▸ **DATA**:
■ ■ ■ ■ ■
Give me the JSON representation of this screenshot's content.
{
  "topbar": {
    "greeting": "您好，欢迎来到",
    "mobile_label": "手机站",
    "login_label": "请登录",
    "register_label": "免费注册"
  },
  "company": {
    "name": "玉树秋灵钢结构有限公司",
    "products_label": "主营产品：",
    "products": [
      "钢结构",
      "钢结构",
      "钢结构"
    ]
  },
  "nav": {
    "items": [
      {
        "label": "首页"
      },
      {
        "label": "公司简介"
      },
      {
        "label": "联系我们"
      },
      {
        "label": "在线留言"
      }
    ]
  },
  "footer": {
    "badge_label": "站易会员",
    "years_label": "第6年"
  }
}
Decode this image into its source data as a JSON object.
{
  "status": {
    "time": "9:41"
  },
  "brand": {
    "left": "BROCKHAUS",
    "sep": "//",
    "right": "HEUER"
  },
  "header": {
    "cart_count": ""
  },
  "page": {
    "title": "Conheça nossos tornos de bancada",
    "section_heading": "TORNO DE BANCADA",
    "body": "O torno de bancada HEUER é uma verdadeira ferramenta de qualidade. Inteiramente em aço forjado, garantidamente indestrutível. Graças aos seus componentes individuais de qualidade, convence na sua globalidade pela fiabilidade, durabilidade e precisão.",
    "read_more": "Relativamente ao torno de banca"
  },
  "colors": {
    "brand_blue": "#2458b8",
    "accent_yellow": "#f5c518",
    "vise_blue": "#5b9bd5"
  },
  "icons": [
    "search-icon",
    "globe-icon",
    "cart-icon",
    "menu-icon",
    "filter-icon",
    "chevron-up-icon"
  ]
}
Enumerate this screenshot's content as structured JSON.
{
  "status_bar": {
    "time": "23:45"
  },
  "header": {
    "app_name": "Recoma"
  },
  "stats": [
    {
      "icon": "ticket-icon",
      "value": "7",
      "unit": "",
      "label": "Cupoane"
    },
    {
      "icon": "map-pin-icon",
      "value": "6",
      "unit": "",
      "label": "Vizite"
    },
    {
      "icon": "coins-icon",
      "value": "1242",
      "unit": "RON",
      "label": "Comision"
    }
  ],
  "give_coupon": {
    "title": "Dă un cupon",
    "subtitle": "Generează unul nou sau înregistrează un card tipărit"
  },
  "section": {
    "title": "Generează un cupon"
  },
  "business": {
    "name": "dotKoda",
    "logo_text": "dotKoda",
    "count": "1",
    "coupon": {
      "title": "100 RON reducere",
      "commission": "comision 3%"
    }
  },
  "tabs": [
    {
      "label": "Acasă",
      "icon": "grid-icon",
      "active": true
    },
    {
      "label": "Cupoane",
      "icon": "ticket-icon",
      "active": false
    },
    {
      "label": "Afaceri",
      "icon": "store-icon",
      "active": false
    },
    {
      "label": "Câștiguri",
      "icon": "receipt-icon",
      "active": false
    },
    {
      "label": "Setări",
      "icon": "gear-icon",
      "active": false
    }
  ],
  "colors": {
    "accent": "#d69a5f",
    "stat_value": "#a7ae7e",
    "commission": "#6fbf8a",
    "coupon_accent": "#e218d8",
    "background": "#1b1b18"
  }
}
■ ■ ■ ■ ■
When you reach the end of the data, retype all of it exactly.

Give me the JSON representation of this screenshot's content.
{
  "topbar": {
    "greeting": "您好，欢迎来到",
    "mobile_label": "手机站",
    "login_label": "请登录",
    "register_label": "免费注册"
  },
  "company": {
    "name": "玉树秋灵钢结构有限公司",
    "products_label": "主营产品：",
    "products": [
      "钢结构",
      "钢结构",
      "钢结构"
    ]
  },
  "nav": {
    "items": [
      {
        "label": "首页"
      },
      {
        "label": "公司简介"
      },
      {
        "label": "联系我们"
      },
      {
        "label": "在线留言"
      }
    ]
  },
  "footer": {
    "badge_label": "站易会员",
    "years_label": "第6年"
  }
}
Decode this image into its source data as a JSON object.
{
  "status": {
    "time": "9:41"
  },
  "brand": {
    "left": "BROCKHAUS",
    "sep": "//",
    "right": "HEUER"
  },
  "header": {
    "cart_count": ""
  },
  "page": {
    "title": "Conheça nossos tornos de bancada",
    "section_heading": "TORNO DE BANCADA",
    "body": "O torno de bancada HEUER é uma verdadeira ferramenta de qualidade. Inteiramente em aço forjado, garantidamente indestrutível. Graças aos seus componentes individuais de qualidade, convence na sua globalidade pela fiabilidade, durabilidade e precisão.",
    "read_more": "Relativamente ao torno de banca"
  },
  "colors": {
    "brand_blue": "#2458b8",
    "accent_yellow": "#f5c518",
    "vise_blue": "#5b9bd5"
  },
  "icons": [
    "search-icon",
    "globe-icon",
    "cart-icon",
    "menu-icon",
    "filter-icon",
    "chevron-up-icon"
  ]
}
Enumerate this screenshot's content as structured JSON.
{
  "status_bar": {
    "time": "23:45"
  },
  "header": {
    "app_name": "Recoma"
  },
  "stats": [
    {
      "icon": "ticket-icon",
      "value": "7",
      "unit": "",
      "label": "Cupoane"
    },
    {
      "icon": "map-pin-icon",
      "value": "6",
      "unit": "",
      "label": "Vizite"
    },
    {
      "icon": "coins-icon",
      "value": "1242",
      "unit": "RON",
      "label": "Comision"
    }
  ],
  "give_coupon": {
    "title": "Dă un cupon",
    "subtitle": "Generează unul nou sau înregistrează un card tipărit"
  },
  "section": {
    "title": "Generează un cupon"
  },
  "business": {
    "name": "dotKoda",
    "logo_text": "dotKoda",
    "count": "1",
    "coupon": {
      "title": "100 RON reducere",
      "commission": "comision 3%"
    }
  },
  "tabs": [
    {
      "label": "Acasă",
      "icon": "grid-icon",
      "active": true
    },
    {
      "label": "Cupoane",
      "icon": "ticket-icon",
      "active": false
    },
    {
      "label": "Afaceri",
      "icon": "store-icon",
      "active": false
    },
    {
      "label": "Câștiguri",
      "icon": "receipt-icon",
      "active": false
    },
    {
      "label": "Setări",
      "icon": "gear-icon",
      "active": false
    }
  ],
  "colors": {
    "accent": "#d69a5f",
    "stat_value": "#a7ae7e",
    "commission": "#6fbf8a",
    "coupon_accent": "#e218d8",
    "background": "#1b1b18"
  }
}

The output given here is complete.